#### INFORMATION GIVEN
[Start of Attachment]

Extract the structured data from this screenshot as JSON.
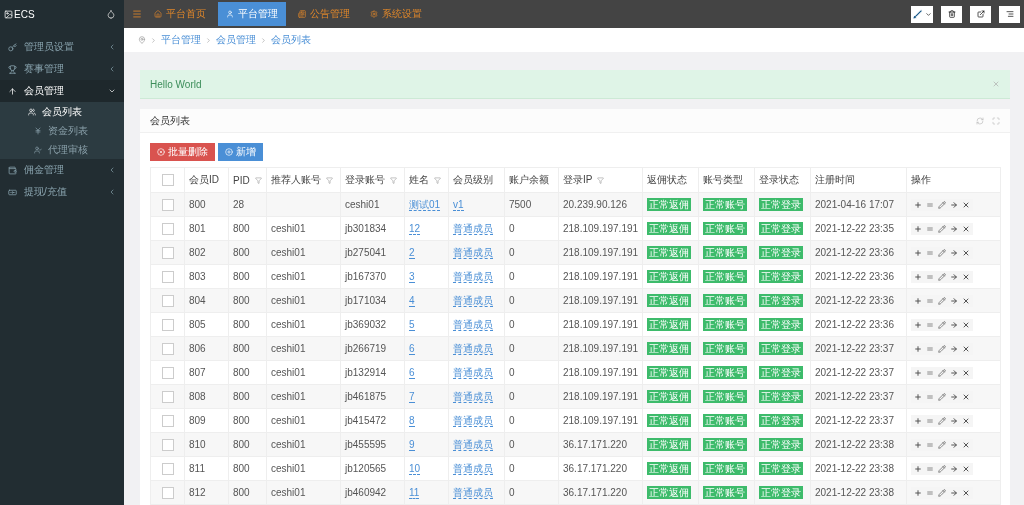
{
  "header": {
    "logo": "ECS",
    "nav": [
      {
        "label": "平台首页",
        "selected": false
      },
      {
        "label": "平台管理",
        "selected": true
      },
      {
        "label": "公告管理",
        "selected": false
      },
      {
        "label": "系统设置",
        "selected": false
      }
    ]
  },
  "sidebar": {
    "items": [
      {
        "label": "管理员设置",
        "expanded": false
      },
      {
        "label": "赛事管理",
        "expanded": false
      },
      {
        "label": "会员管理",
        "expanded": true,
        "children": [
          {
            "label": "会员列表",
            "selected": true
          },
          {
            "label": "资金列表",
            "selected": false
          },
          {
            "label": "代理审核",
            "selected": false
          }
        ]
      },
      {
        "label": "佣金管理",
        "expanded": false
      },
      {
        "label": "提现/充值",
        "expanded": false
      }
    ]
  },
  "breadcrumb": [
    "平台管理",
    "会员管理",
    "会员列表"
  ],
  "alert": {
    "text": "Hello World"
  },
  "panel": {
    "title": "会员列表",
    "buttons": [
      {
        "kind": "danger",
        "label": "批量删除"
      },
      {
        "kind": "primary",
        "label": "新增"
      }
    ]
  },
  "table": {
    "select_all_checked": false,
    "columns": [
      {
        "label": "会员ID",
        "filter": false
      },
      {
        "label": "PID",
        "filter": true
      },
      {
        "label": "推荐人账号",
        "filter": true
      },
      {
        "label": "登录账号",
        "filter": true
      },
      {
        "label": "姓名",
        "filter": true
      },
      {
        "label": "会员级别",
        "filter": false
      },
      {
        "label": "账户余额",
        "filter": false
      },
      {
        "label": "登录IP",
        "filter": true
      },
      {
        "label": "返佣状态",
        "filter": false
      },
      {
        "label": "账号类型",
        "filter": false
      },
      {
        "label": "登录状态",
        "filter": false
      },
      {
        "label": "注册时间",
        "filter": false
      },
      {
        "label": "操作",
        "filter": false
      }
    ],
    "rows": [
      {
        "checked": false,
        "id": "800",
        "pid": "28",
        "referrer": "",
        "account": "ceshi01",
        "name": "测试01",
        "level": "v1",
        "balance": "7500",
        "ip": "20.239.90.126",
        "rebate": "正常返佣",
        "type": "正常账号",
        "login": "正常登录",
        "registered": "2021-04-16 17:07"
      },
      {
        "checked": false,
        "id": "801",
        "pid": "800",
        "referrer": "ceshi01",
        "account": "jb301834",
        "name": "12",
        "level": "普通成员",
        "balance": "0",
        "ip": "218.109.197.191",
        "rebate": "正常返佣",
        "type": "正常账号",
        "login": "正常登录",
        "registered": "2021-12-22 23:35"
      },
      {
        "checked": false,
        "id": "802",
        "pid": "800",
        "referrer": "ceshi01",
        "account": "jb275041",
        "name": "2",
        "level": "普通成员",
        "balance": "0",
        "ip": "218.109.197.191",
        "rebate": "正常返佣",
        "type": "正常账号",
        "login": "正常登录",
        "registered": "2021-12-22 23:36"
      },
      {
        "checked": false,
        "id": "803",
        "pid": "800",
        "referrer": "ceshi01",
        "account": "jb167370",
        "name": "3",
        "level": "普通成员",
        "balance": "0",
        "ip": "218.109.197.191",
        "rebate": "正常返佣",
        "type": "正常账号",
        "login": "正常登录",
        "registered": "2021-12-22 23:36"
      },
      {
        "checked": false,
        "id": "804",
        "pid": "800",
        "referrer": "ceshi01",
        "account": "jb171034",
        "name": "4",
        "level": "普通成员",
        "balance": "0",
        "ip": "218.109.197.191",
        "rebate": "正常返佣",
        "type": "正常账号",
        "login": "正常登录",
        "registered": "2021-12-22 23:36"
      },
      {
        "checked": false,
        "id": "805",
        "pid": "800",
        "referrer": "ceshi01",
        "account": "jb369032",
        "name": "5",
        "level": "普通成员",
        "balance": "0",
        "ip": "218.109.197.191",
        "rebate": "正常返佣",
        "type": "正常账号",
        "login": "正常登录",
        "registered": "2021-12-22 23:36"
      },
      {
        "checked": false,
        "id": "806",
        "pid": "800",
        "referrer": "ceshi01",
        "account": "jb266719",
        "name": "6",
        "level": "普通成员",
        "balance": "0",
        "ip": "218.109.197.191",
        "rebate": "正常返佣",
        "type": "正常账号",
        "login": "正常登录",
        "registered": "2021-12-22 23:37"
      },
      {
        "checked": false,
        "id": "807",
        "pid": "800",
        "referrer": "ceshi01",
        "account": "jb132914",
        "name": "6",
        "level": "普通成员",
        "balance": "0",
        "ip": "218.109.197.191",
        "rebate": "正常返佣",
        "type": "正常账号",
        "login": "正常登录",
        "registered": "2021-12-22 23:37"
      },
      {
        "checked": false,
        "id": "808",
        "pid": "800",
        "referrer": "ceshi01",
        "account": "jb461875",
        "name": "7",
        "level": "普通成员",
        "balance": "0",
        "ip": "218.109.197.191",
        "rebate": "正常返佣",
        "type": "正常账号",
        "login": "正常登录",
        "registered": "2021-12-22 23:37"
      },
      {
        "checked": false,
        "id": "809",
        "pid": "800",
        "referrer": "ceshi01",
        "account": "jb415472",
        "name": "8",
        "level": "普通成员",
        "balance": "0",
        "ip": "218.109.197.191",
        "rebate": "正常返佣",
        "type": "正常账号",
        "login": "正常登录",
        "registered": "2021-12-22 23:37"
      },
      {
        "checked": false,
        "id": "810",
        "pid": "800",
        "referrer": "ceshi01",
        "account": "jb455595",
        "name": "9",
        "level": "普通成员",
        "balance": "0",
        "ip": "36.17.171.220",
        "rebate": "正常返佣",
        "type": "正常账号",
        "login": "正常登录",
        "registered": "2021-12-22 23:38"
      },
      {
        "checked": false,
        "id": "811",
        "pid": "800",
        "referrer": "ceshi01",
        "account": "jb120565",
        "name": "10",
        "level": "普通成员",
        "balance": "0",
        "ip": "36.17.171.220",
        "rebate": "正常返佣",
        "type": "正常账号",
        "login": "正常登录",
        "registered": "2021-12-22 23:38"
      },
      {
        "checked": false,
        "id": "812",
        "pid": "800",
        "referrer": "ceshi01",
        "account": "jb460942",
        "name": "11",
        "level": "普通成员",
        "balance": "0",
        "ip": "36.17.171.220",
        "rebate": "正常返佣",
        "type": "正常账号",
        "login": "正常登录",
        "registered": "2021-12-22 23:38"
      }
    ]
  }
}
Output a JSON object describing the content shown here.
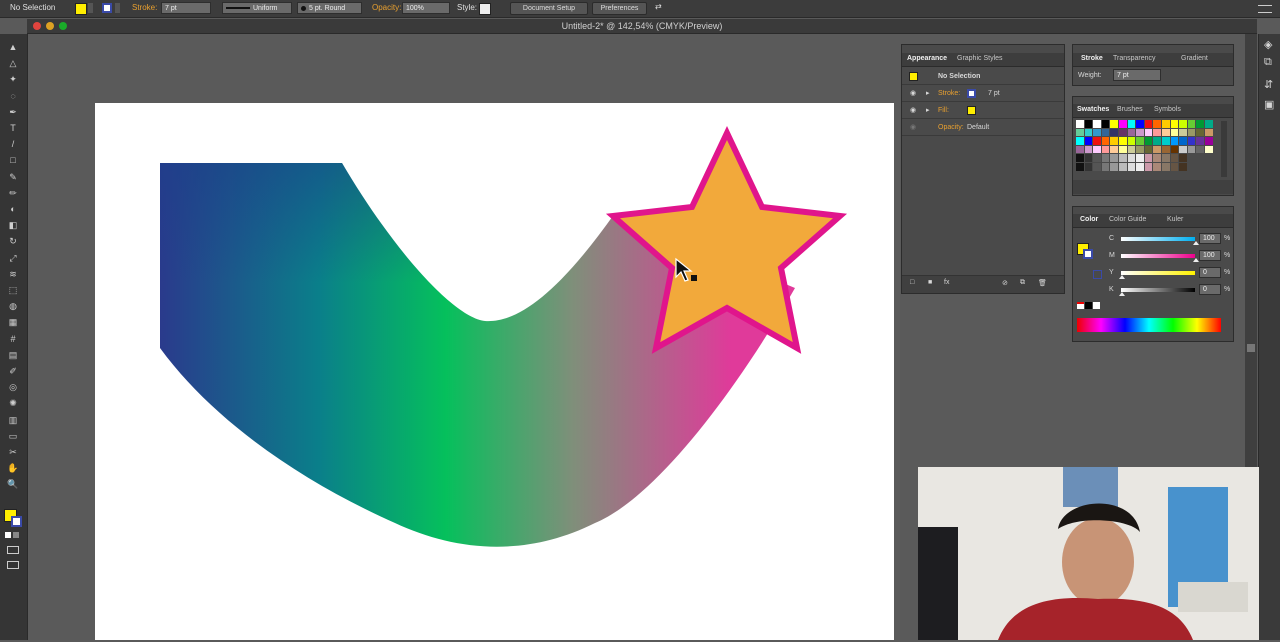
{
  "control_bar": {
    "selection": "No Selection",
    "stroke_label": "Stroke:",
    "stroke_weight": "7 pt",
    "profile": "Uniform",
    "brush": "5 pt. Round",
    "opacity_label": "Opacity:",
    "opacity_value": "100%",
    "style_label": "Style:",
    "document_setup": "Document Setup",
    "preferences": "Preferences",
    "fill_color": "#ffee00",
    "stroke_color": "#3a4aa8"
  },
  "window": {
    "title": "Untitled-2* @ 142,54% (CMYK/Preview)"
  },
  "appearance_panel": {
    "tabs": [
      "Appearance",
      "Graphic Styles"
    ],
    "selection": "No Selection",
    "stroke_label": "Stroke:",
    "stroke_value": "7 pt",
    "fill_label": "Fill:",
    "opacity_label": "Opacity:",
    "opacity_value": "Default"
  },
  "stroke_panel": {
    "tabs": [
      "Stroke",
      "Transparency",
      "Gradient"
    ],
    "weight_label": "Weight:",
    "weight_value": "7 pt"
  },
  "swatches_panel": {
    "tabs": [
      "Swatches",
      "Brushes",
      "Symbols"
    ]
  },
  "color_panel": {
    "tabs": [
      "Color",
      "Color Guide",
      "Kuler"
    ],
    "channels": [
      {
        "label": "C",
        "value": "100",
        "unit": "%",
        "color": "#00aeef"
      },
      {
        "label": "M",
        "value": "100",
        "unit": "%",
        "color": "#ec008c"
      },
      {
        "label": "Y",
        "value": "0",
        "unit": "%",
        "color": "#fff200"
      },
      {
        "label": "K",
        "value": "0",
        "unit": "%",
        "color": "#000000"
      }
    ]
  },
  "artwork": {
    "star_fill": "#f2a93b",
    "star_stroke": "#e0158c",
    "ribbon_colors": [
      "#2a3a8c",
      "#0a7f8a",
      "#05c05c",
      "#7f8f7a",
      "#e03a9a"
    ]
  },
  "icons": {
    "tools": [
      "selection-icon",
      "direct-selection-icon",
      "magic-wand-icon",
      "lasso-icon",
      "pen-icon",
      "type-icon",
      "line-icon",
      "rectangle-icon",
      "paintbrush-icon",
      "pencil-icon",
      "blob-brush-icon",
      "eraser-icon",
      "rotate-icon",
      "scale-icon",
      "width-icon",
      "free-transform-icon",
      "shape-builder-icon",
      "perspective-grid-icon",
      "mesh-icon",
      "gradient-icon",
      "eyedropper-icon",
      "blend-icon",
      "symbol-sprayer-icon",
      "column-graph-icon",
      "artboard-icon",
      "slice-icon",
      "hand-icon",
      "zoom-icon"
    ]
  }
}
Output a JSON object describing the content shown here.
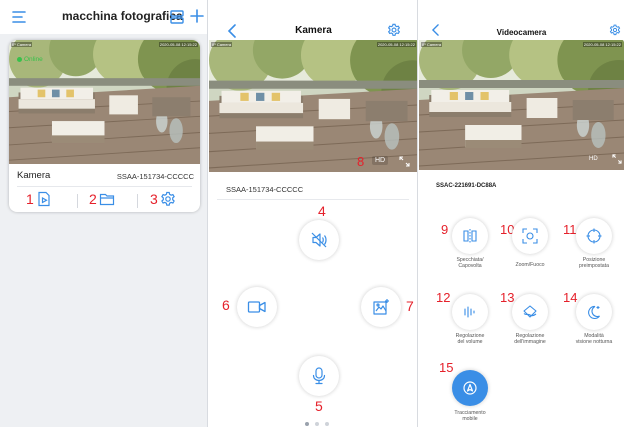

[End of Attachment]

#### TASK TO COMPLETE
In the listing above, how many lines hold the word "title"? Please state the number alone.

#### EXERCISE OUTPUT
2